The Pulse

Will Our Government Shut-Down Again In Three Weeks?

For taxpayers, impact on IRS can be significant

As April 15th approaches, the American Institute of CPAs (AICPA) identifies challenges government shutdown poses for taxpayers in letter to Treasury and IRS, and makes recommendations.

January 25, 2019 — WASHINGTON–(BUSINESS WIRE)–The American Institute of CPAs (AICPA) has written U.S. Secretary of the Treasury Steven T. Mnuchin and Internal Revenue Service (IRS) Commissioner Charles P. Rettig raising concerns about the effect that the government shutdown is having on taxpayers and tax practitioners.

Annette Nellen, CPA, CGMA, Esq., chair of the AICPA Tax Executive Committee, wrote, “The need for unhindered availability of a fair and administrable tax system is rising as we approach the opening of tax filing season.” Nellen acknowledged the “inherent and systemic limitations both Treasury and the IRS face during the shutdown,” but called for additional steps to “reduce the harmful effect on the public.”

“The AICPA wants to share feedback regarding the effect of the government shutdown on this year’s tax filing season,” Nellen wrote. “According to our members, the many IRS services and processes that are not functioning, or are not functioning at their normal levels, are creating more problematic issues.”

The most common challenges identified by AICPA members are the following:

Automated Notices
IRS continues to mail automated IRS collection notices, automated warnings of asset seizures and Notices of Intent to Levy, as well as automatically transferring cases to collections, when there is no staff to respond to taxpayers’ attempted replies to resolve the issue or prevent the IRS threatened action from occurring.

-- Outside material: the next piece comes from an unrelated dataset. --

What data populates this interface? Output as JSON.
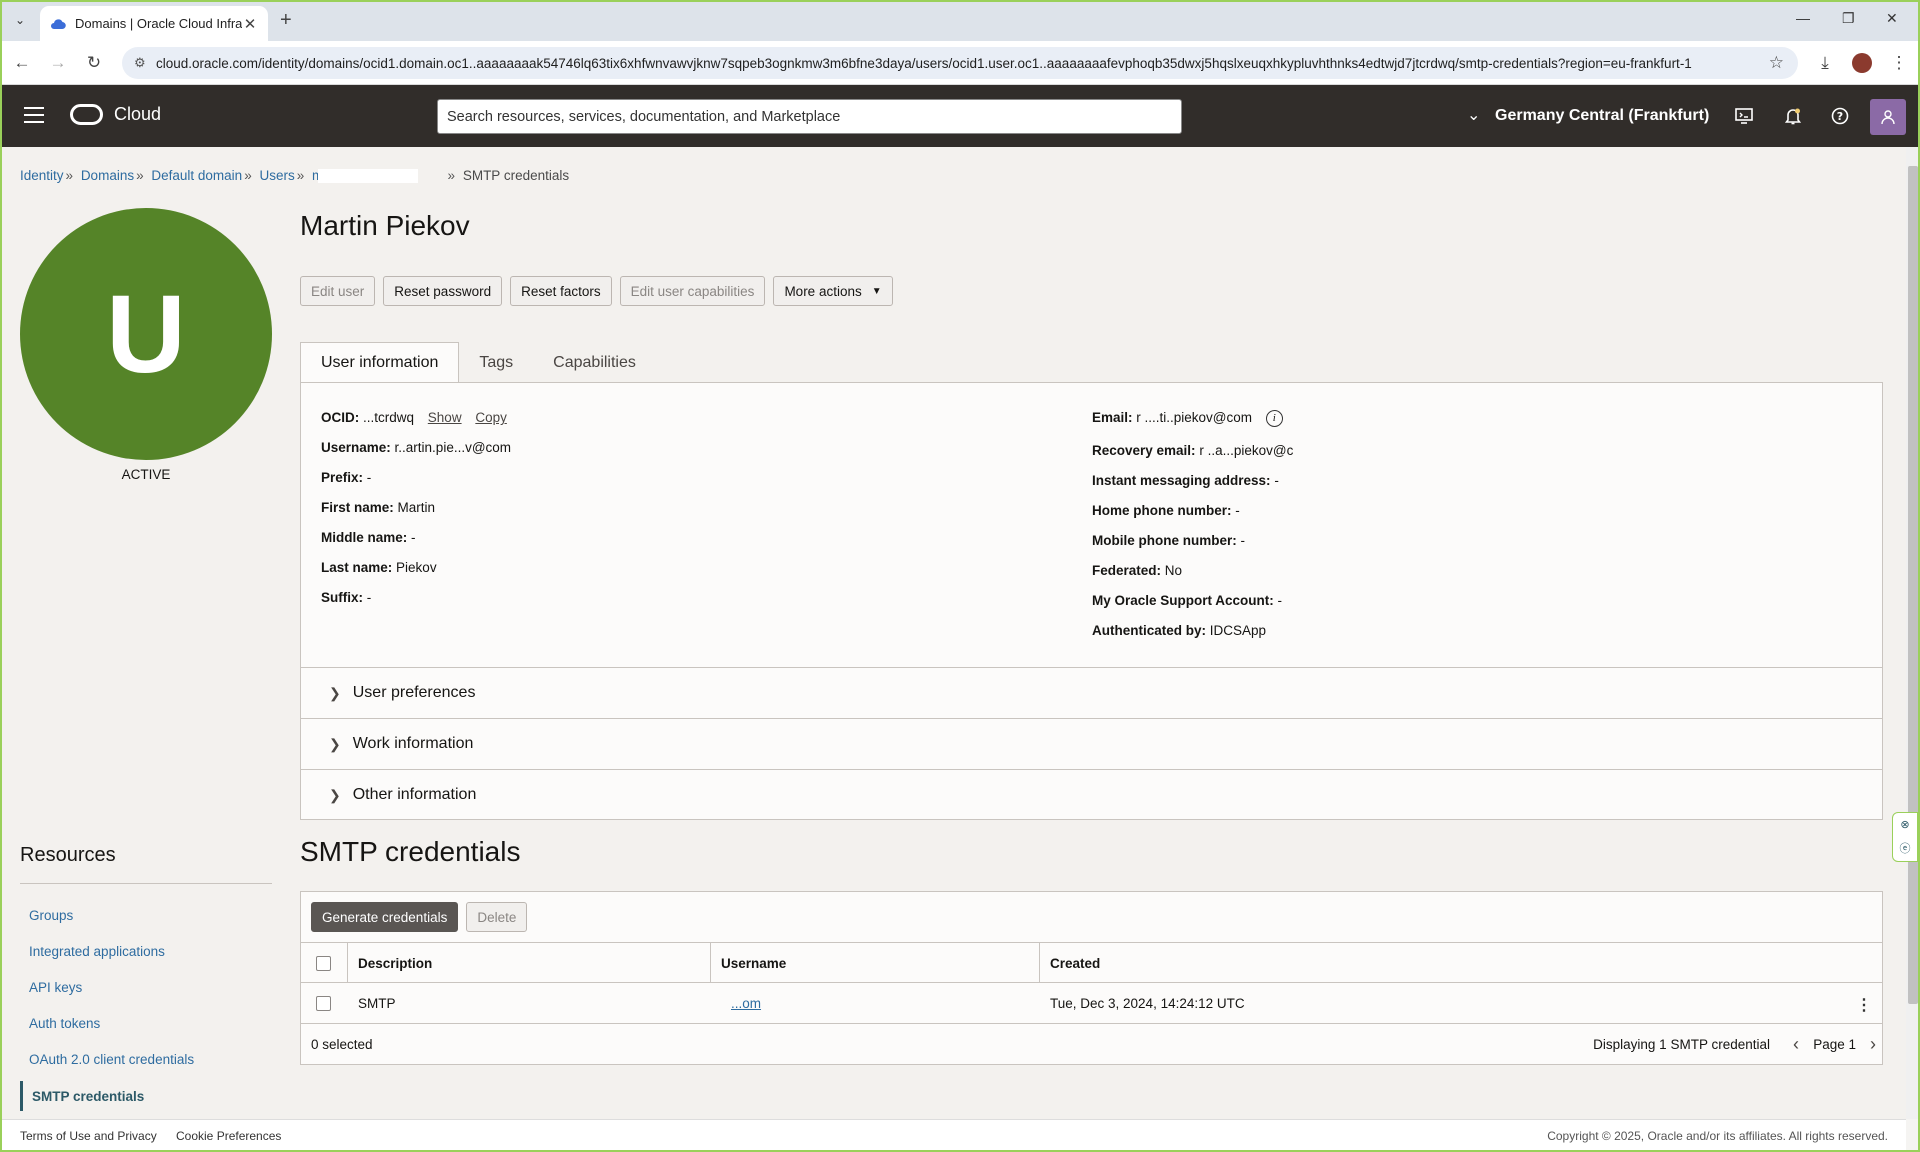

IRS Audits and Appeals
IRS has suspended all audit, examination, and appeals activity (unless the statute of limitations will expire). Unfortunately, this suspension means that tax practitioners are unable to communicate with IRS employees to timely resolve taxpayers’ audit issues. Also, 90-day letters from the IRS will continue to expire and it is uncertain how the IRS will treat expirations of response deadlines and statute of limitations during the shutdown.

The AICPA wants to share feedback regarding the effect of the government shutdown on this year’s tax filing season...

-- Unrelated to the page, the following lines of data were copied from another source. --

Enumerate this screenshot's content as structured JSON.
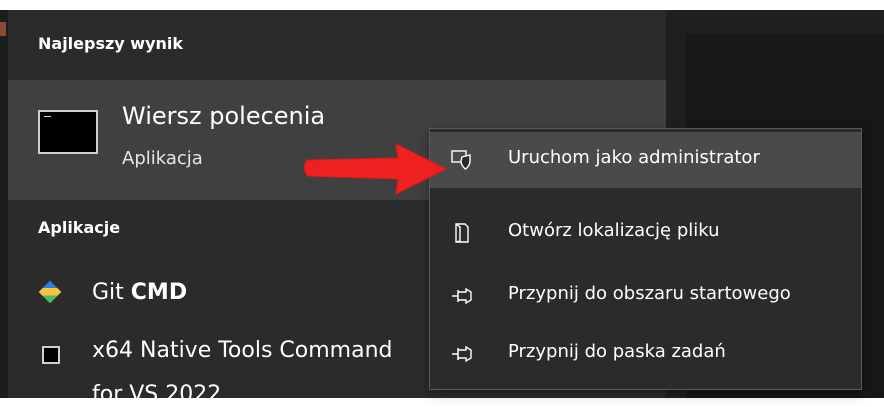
{
  "search": {
    "best_result_header": "Najlepszy wynik",
    "best_result": {
      "title": "Wiersz polecenia",
      "subtitle": "Aplikacja",
      "icon": "command-prompt-icon"
    },
    "apps_header": "Aplikacje",
    "apps": [
      {
        "label_prefix": "Git ",
        "label_bold": "CMD",
        "icon": "git-icon"
      },
      {
        "label": "x64 Native Tools Command",
        "label_overflow": "for VS 2022",
        "icon": "command-prompt-icon"
      }
    ]
  },
  "context_menu": {
    "items": [
      {
        "label": "Uruchom jako administrator",
        "icon": "admin-shield-icon",
        "active": true
      },
      {
        "label": "Otwórz lokalizację pliku",
        "icon": "file-location-icon",
        "active": false
      },
      {
        "label": "Przypnij do obszaru startowego",
        "icon": "pin-icon",
        "active": false
      },
      {
        "label": "Przypnij do paska zadań",
        "icon": "pin-icon",
        "active": false
      }
    ]
  },
  "colors": {
    "panel_background": "#2b2b2b",
    "selected_background": "#404040",
    "menu_hover": "#4a4a4a",
    "arrow": "#ef2020",
    "text": "#ffffff"
  }
}
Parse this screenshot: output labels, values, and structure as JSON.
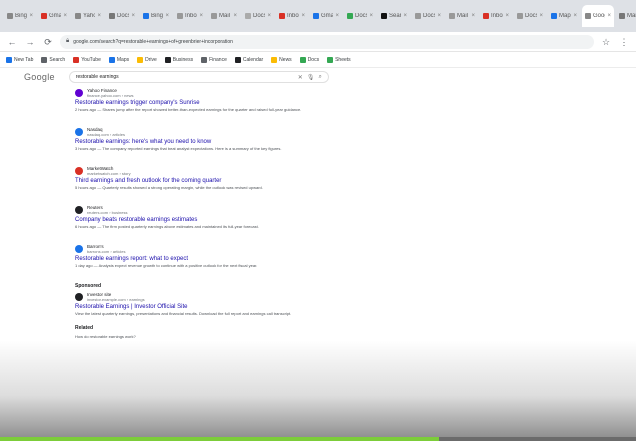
{
  "colors": {
    "link": "#1a0dab",
    "progress": "#7ccd39"
  },
  "browser": {
    "tabs": [
      {
        "label": "Bing",
        "color": "#888888"
      },
      {
        "label": "Gmail",
        "color": "#d93025"
      },
      {
        "label": "Yahoo",
        "color": "#888888"
      },
      {
        "label": "Docs",
        "color": "#777777"
      },
      {
        "label": "Bing",
        "color": "#1a73e8"
      },
      {
        "label": "Inbox",
        "color": "#999999"
      },
      {
        "label": "Mail",
        "color": "#999999"
      },
      {
        "label": "Docs",
        "color": "#aaaaaa"
      },
      {
        "label": "Inbox",
        "color": "#d93025"
      },
      {
        "label": "Gmail",
        "color": "#1a73e8"
      },
      {
        "label": "Docs",
        "color": "#34a853"
      },
      {
        "label": "Search",
        "color": "#111111"
      },
      {
        "label": "Docs",
        "color": "#999999"
      },
      {
        "label": "Mail",
        "color": "#999999"
      },
      {
        "label": "Inbox",
        "color": "#d93025"
      },
      {
        "label": "Docs",
        "color": "#999999"
      },
      {
        "label": "Maps",
        "color": "#1a73e8"
      },
      {
        "label": "Google",
        "color": "#888888",
        "active": true
      },
      {
        "label": "Mail",
        "color": "#777777"
      }
    ],
    "new_tab": "+",
    "url": "google.com/search?q=restorable+earnings+of+greenbrier+incorporation",
    "bookmarks": [
      {
        "label": "New Tab",
        "color": "#1a73e8"
      },
      {
        "label": "Search",
        "color": "#5f6368"
      },
      {
        "label": "YouTube",
        "color": "#d93025"
      },
      {
        "label": "Maps",
        "color": "#1a73e8"
      },
      {
        "label": "Drive",
        "color": "#fbbc04"
      },
      {
        "label": "Business",
        "color": "#202124"
      },
      {
        "label": "Finance",
        "color": "#5f6368"
      },
      {
        "label": "Calendar",
        "color": "#202124"
      },
      {
        "label": "News",
        "color": "#fbbc04"
      },
      {
        "label": "Docs",
        "color": "#34a853"
      },
      {
        "label": "Sheets",
        "color": "#34a853"
      }
    ]
  },
  "google": {
    "logo": "Google",
    "query": "restorable earnings",
    "mic_icon": "mic-icon",
    "camera_icon": "camera-icon",
    "search_icon": "search-icon"
  },
  "results": [
    {
      "site": "Yahoo Finance",
      "url": "finance.yahoo.com › news",
      "title": "Restorable earnings trigger company's Sunrise",
      "snippet": "2 hours ago — Shares jump after the report showed better-than-expected earnings for the quarter and raised full-year guidance.",
      "color": "#6001d2"
    },
    {
      "site": "Nasdaq",
      "url": "nasdaq.com › articles",
      "title": "Restorable earnings: here's what you need to know",
      "snippet": "3 hours ago — The company reported earnings that beat analyst expectations. Here is a summary of the key figures.",
      "color": "#1a73e8"
    },
    {
      "site": "MarketWatch",
      "url": "marketwatch.com › story",
      "title": "Third earnings and fresh outlook for the coming quarter",
      "snippet": "5 hours ago — Quarterly results showed a strong operating margin, while the outlook was revised upward.",
      "color": "#d93025"
    },
    {
      "site": "Reuters",
      "url": "reuters.com › business",
      "title": "Company beats restorable earnings estimates",
      "snippet": "6 hours ago — The firm posted quarterly earnings above estimates and maintained its full-year forecast.",
      "color": "#202124"
    },
    {
      "site": "Barron's",
      "url": "barrons.com › articles",
      "title": "Restorable earnings report: what to expect",
      "snippet": "1 day ago — Analysts expect revenue growth to continue with a positive outlook for the next fiscal year.",
      "color": "#1a73e8"
    }
  ],
  "sponsored": {
    "label": "Sponsored",
    "site": "Investor site",
    "url": "investor.example.com › earnings",
    "title": "Restorable Earnings | Investor Official Site",
    "snippet": "View the latest quarterly earnings, presentations and financial results. Download the full report and earnings call transcript."
  },
  "people_also_ask": {
    "label": "Related",
    "question": "How do restorable earnings work?"
  },
  "progress_fraction": 0.69
}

Online Systems and Accounts
Some taxpayers and tax practitioners are having difficulty accessing and using online accounts. Additionally, Form 2848, Power of Attorney and Declaration of Representative, is not being processed but is required for practitioners to act on behalf of taxpayers.

Limited Assistance Available
Live telephone customer service assistance for taxpayers and tax practitioners is limited, and IRS walk-in taxpayer assistance centers are closed.

Tax Cuts and Jobs Act (TCJA) Implementation Forms and Guidance Slowdown
Tax practitioners and taxpayers need more guidance from IRS for 2018 tax returns. According to the filing season contingency plan, there are only 346 excepted staff in the Chief Counsel’s office (including 56 excepted because their activities concern the TCJA). With limited staff working on TCJA implementation, a slowdown in releasing crucial guidance seems likely. Many tax forms and instructions are also still in the “draft” stage and pending approval or remain in a non-submittable format, likely resulting in problems with filing season readiness of tax preparation software.

On behalf of the AICPA, Nellen offered the following recommendations:

  • Provide automatic extension of notices and collections until 90 days from the shutdown ending date, stop assessing penalties and interest and cease sending automated notices;
  • Maintain all online systems and accounts operating effectively;
  • Provide full assistance to taxpayers and tax practitioners; and
  • Retain more IRS Chief Counsel attorneys for TCJA guidance.



About the American Institute of CPAs
The American Institute of CPAs (AICPA) is the world’s largest member association representing the CPA profession, with more than 431,000 members in 137 countries and territories, and a history of serving the public interest since 1887. AICPA members represent many areas of practice, including business and industry, public practice, government, education and consulting. The AICPA sets ethical standards for its members and U.S. auditing standards for private companies, nonprofit organizations, federal, state and local governments. It develops and grades the Uniform CPA Examination, offers specialized credentials, builds the pipeline of future talent and drives professional competency development to advance the vitality, relevance and quality of the profession.
The AICPA maintains offices in New York, Washington, DC, Durham, NC, and Ewing, NJ.